**RECORDS SUPPLIED**
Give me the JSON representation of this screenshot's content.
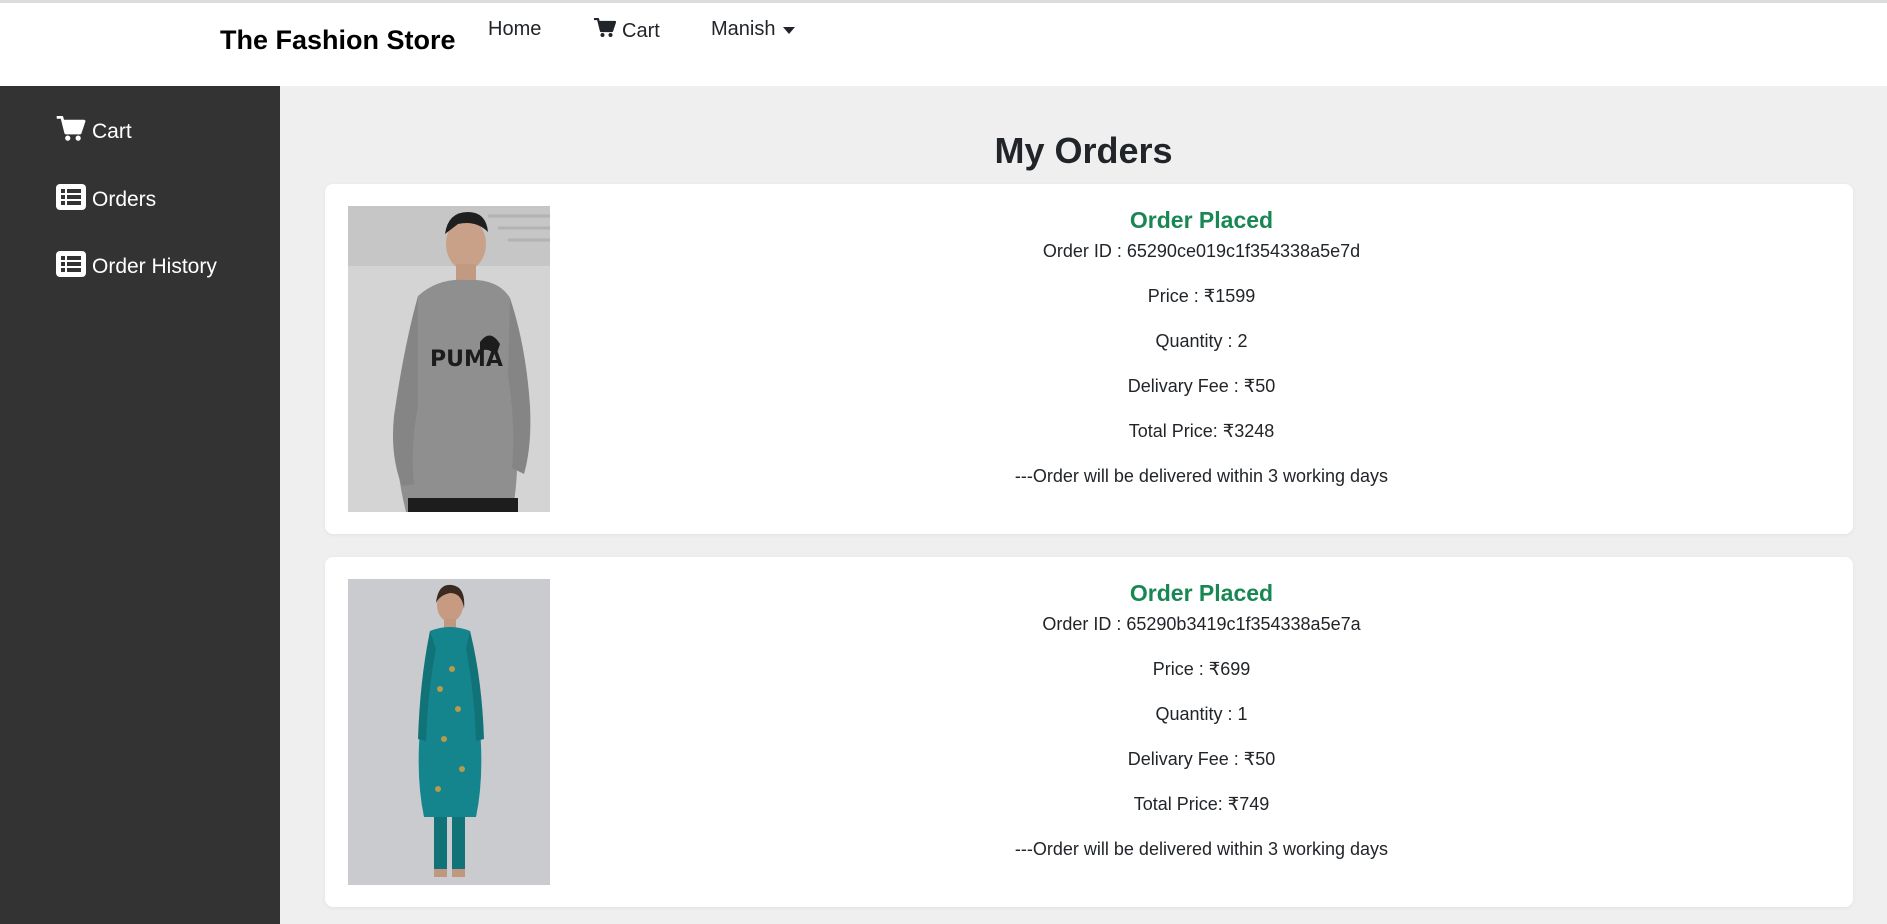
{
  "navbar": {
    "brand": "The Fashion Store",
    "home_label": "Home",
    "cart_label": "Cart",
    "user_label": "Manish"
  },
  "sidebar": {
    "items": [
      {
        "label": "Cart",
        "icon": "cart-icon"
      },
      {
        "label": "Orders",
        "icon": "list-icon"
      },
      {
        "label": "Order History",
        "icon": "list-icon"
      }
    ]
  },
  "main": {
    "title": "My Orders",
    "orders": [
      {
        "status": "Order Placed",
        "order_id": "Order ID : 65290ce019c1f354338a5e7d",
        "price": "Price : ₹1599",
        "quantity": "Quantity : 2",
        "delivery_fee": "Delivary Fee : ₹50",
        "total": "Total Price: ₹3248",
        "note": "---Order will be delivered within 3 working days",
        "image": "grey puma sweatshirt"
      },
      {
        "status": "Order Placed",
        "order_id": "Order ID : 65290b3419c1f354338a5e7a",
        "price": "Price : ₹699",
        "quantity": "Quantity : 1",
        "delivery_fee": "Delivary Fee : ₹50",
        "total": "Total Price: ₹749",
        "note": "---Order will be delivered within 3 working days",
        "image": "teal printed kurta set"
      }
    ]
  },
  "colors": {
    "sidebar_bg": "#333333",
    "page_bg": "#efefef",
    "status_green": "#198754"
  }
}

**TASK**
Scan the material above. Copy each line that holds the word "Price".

**WRITTEN RESPONSE**
        "price": "Price : ₹1599",
        "total": "Total Price: ₹3248",
        "price": "Price : ₹699",
        "total": "Total Price: ₹749",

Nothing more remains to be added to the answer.